Source records —
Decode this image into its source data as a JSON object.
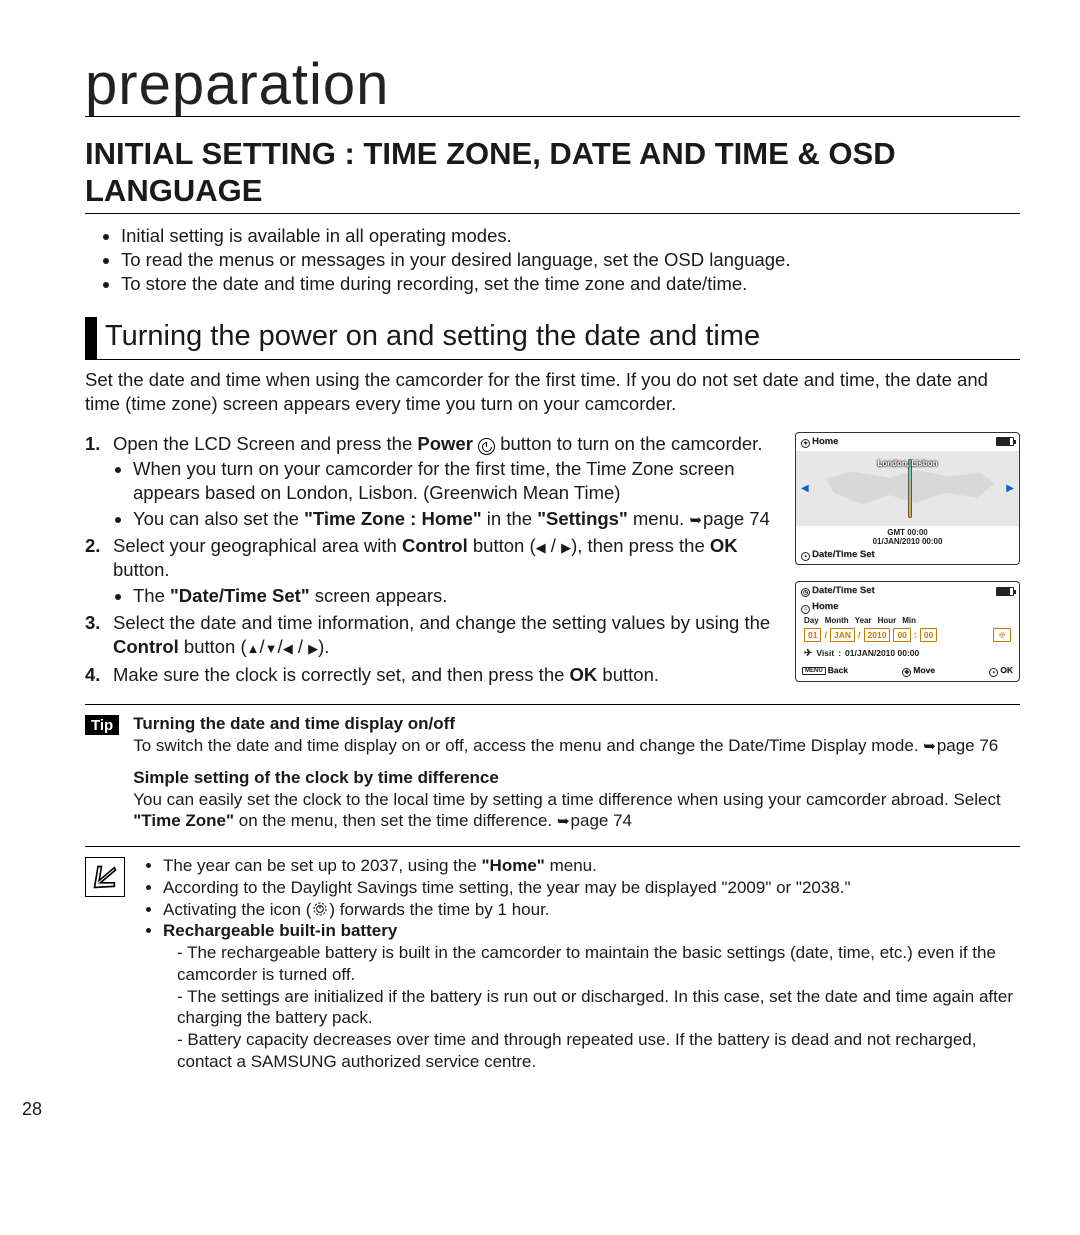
{
  "page_number": "28",
  "chapter": "preparation",
  "heading": "INITIAL SETTING : TIME ZONE, DATE AND TIME & OSD LANGUAGE",
  "top_bullets": [
    "Initial setting is available in all operating modes.",
    "To read the menus or messages in your desired language, set the OSD language.",
    "To store the date and time during recording, set the time zone and date/time."
  ],
  "sub": {
    "title": "Turning the power on and setting the date and time",
    "intro": "Set the date and time when using the camcorder for the first time. If you do not set date and time, the date and time (time zone) screen appears every time you turn on your camcorder."
  },
  "steps": {
    "s1_a": "Open the LCD Screen and press the ",
    "s1_power": "Power",
    "s1_b": " button to turn on the camcorder.",
    "s1_sub1": "When you turn on your camcorder for the first time, the Time Zone screen appears based on London, Lisbon. (Greenwich Mean Time)",
    "s1_sub2_a": "You can also set the ",
    "s1_sub2_b": "\"Time Zone : Home\"",
    "s1_sub2_c": " in the ",
    "s1_sub2_d": "\"Settings\"",
    "s1_sub2_e": " menu. ",
    "s1_sub2_page": "page 74",
    "s2_a": "Select your geographical area with ",
    "s2_ctrl": "Control",
    "s2_b": " button (",
    "s2_c": "), then press the ",
    "s2_ok": "OK",
    "s2_d": " button.",
    "s2_sub_a": "The ",
    "s2_sub_b": "\"Date/Time Set\"",
    "s2_sub_c": " screen appears.",
    "s3_a": "Select the date and time information, and change the setting values by using the ",
    "s3_ctrl": "Control",
    "s3_b": " button (",
    "s3_c": ").",
    "s4_a": "Make sure the clock is correctly set, and then press the ",
    "s4_ok": "OK",
    "s4_b": " button."
  },
  "screen1": {
    "title": "Home",
    "city": "London, Lisbon",
    "gmt": "GMT 00:00",
    "date": "01/JAN/2010 00:00",
    "bottom": "Date/Time Set"
  },
  "screen2": {
    "title": "Date/Time Set",
    "sub": "Home",
    "labels": {
      "day": "Day",
      "month": "Month",
      "year": "Year",
      "hour": "Hour",
      "min": "Min"
    },
    "fields": {
      "day": "01",
      "month": "JAN",
      "year": "2010",
      "hour": "00",
      "min": "00"
    },
    "visit_label": "Visit",
    "visit_value": "01/JAN/2010 00:00",
    "actions": {
      "back": "Back",
      "move": "Move",
      "ok": "OK"
    },
    "menu": "MENU"
  },
  "tip": {
    "badge": "Tip",
    "h1": "Turning the date and time display on/off",
    "p1_a": "To switch the date and time display on or off, access the menu and change the Date/Time Display mode. ",
    "p1_page": "page 76",
    "h2": "Simple setting of the clock by time difference",
    "p2_a": "You can easily set the clock to the local time by setting a time difference when using your camcorder abroad. Select ",
    "p2_b": "\"Time Zone\"",
    "p2_c": " on the menu, then set the time difference. ",
    "p2_page": "page 74"
  },
  "notes": {
    "n1_a": "The year can be set up to 2037, using the ",
    "n1_b": "\"Home\"",
    "n1_c": " menu.",
    "n2": "According to the Daylight Savings time setting, the year may be displayed \"2009\" or \"2038.\"",
    "n3_a": "Activating the icon (",
    "n3_b": ") forwards the time by 1 hour.",
    "n4_h": "Rechargeable built-in battery",
    "n4_d1": "The rechargeable battery is built in the camcorder to maintain the basic settings (date, time, etc.) even if the camcorder is turned off.",
    "n4_d2": "The settings are initialized if the battery is run out or discharged. In this case, set the date and time again after charging the battery pack.",
    "n4_d3": "Battery capacity decreases over time and through repeated use. If the battery is dead and not recharged, contact a SAMSUNG authorized service centre."
  }
}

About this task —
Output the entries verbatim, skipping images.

Solution —
Decode this image into its source data as a JSON object.
{
  "page_number": "28",
  "chapter": "preparation",
  "heading": "INITIAL SETTING : TIME ZONE, DATE AND TIME & OSD LANGUAGE",
  "top_bullets": [
    "Initial setting is available in all operating modes.",
    "To read the menus or messages in your desired language, set the OSD language.",
    "To store the date and time during recording, set the time zone and date/time."
  ],
  "sub": {
    "title": "Turning the power on and setting the date and time",
    "intro": "Set the date and time when using the camcorder for the first time. If you do not set date and time, the date and time (time zone) screen appears every time you turn on your camcorder."
  },
  "steps": {
    "s1_a": "Open the LCD Screen and press the ",
    "s1_power": "Power",
    "s1_b": " button to turn on the camcorder.",
    "s1_sub1": "When you turn on your camcorder for the first time, the Time Zone screen appears based on London, Lisbon. (Greenwich Mean Time)",
    "s1_sub2_a": "You can also set the ",
    "s1_sub2_b": "\"Time Zone : Home\"",
    "s1_sub2_c": " in the ",
    "s1_sub2_d": "\"Settings\"",
    "s1_sub2_e": " menu. ",
    "s1_sub2_page": "page 74",
    "s2_a": "Select your geographical area with ",
    "s2_ctrl": "Control",
    "s2_b": " button (",
    "s2_c": "), then press the ",
    "s2_ok": "OK",
    "s2_d": " button.",
    "s2_sub_a": "The ",
    "s2_sub_b": "\"Date/Time Set\"",
    "s2_sub_c": " screen appears.",
    "s3_a": "Select the date and time information, and change the setting values by using the ",
    "s3_ctrl": "Control",
    "s3_b": " button (",
    "s3_c": ").",
    "s4_a": "Make sure the clock is correctly set, and then press the ",
    "s4_ok": "OK",
    "s4_b": " button."
  },
  "screen1": {
    "title": "Home",
    "city": "London, Lisbon",
    "gmt": "GMT 00:00",
    "date": "01/JAN/2010 00:00",
    "bottom": "Date/Time Set"
  },
  "screen2": {
    "title": "Date/Time Set",
    "sub": "Home",
    "labels": {
      "day": "Day",
      "month": "Month",
      "year": "Year",
      "hour": "Hour",
      "min": "Min"
    },
    "fields": {
      "day": "01",
      "month": "JAN",
      "year": "2010",
      "hour": "00",
      "min": "00"
    },
    "visit_label": "Visit",
    "visit_value": "01/JAN/2010 00:00",
    "actions": {
      "back": "Back",
      "move": "Move",
      "ok": "OK"
    },
    "menu": "MENU"
  },
  "tip": {
    "badge": "Tip",
    "h1": "Turning the date and time display on/off",
    "p1_a": "To switch the date and time display on or off, access the menu and change the Date/Time Display mode. ",
    "p1_page": "page 76",
    "h2": "Simple setting of the clock by time difference",
    "p2_a": "You can easily set the clock to the local time by setting a time difference when using your camcorder abroad. Select ",
    "p2_b": "\"Time Zone\"",
    "p2_c": " on the menu, then set the time difference. ",
    "p2_page": "page 74"
  },
  "notes": {
    "n1_a": "The year can be set up to 2037, using the ",
    "n1_b": "\"Home\"",
    "n1_c": " menu.",
    "n2": "According to the Daylight Savings time setting, the year may be displayed \"2009\" or \"2038.\"",
    "n3_a": "Activating the icon (",
    "n3_b": ") forwards the time by 1 hour.",
    "n4_h": "Rechargeable built-in battery",
    "n4_d1": "The rechargeable battery is built in the camcorder to maintain the basic settings (date, time, etc.) even if the camcorder is turned off.",
    "n4_d2": "The settings are initialized if the battery is run out or discharged. In this case, set the date and time again after charging the battery pack.",
    "n4_d3": "Battery capacity decreases over time and through repeated use. If the battery is dead and not recharged, contact a SAMSUNG authorized service centre."
  }
}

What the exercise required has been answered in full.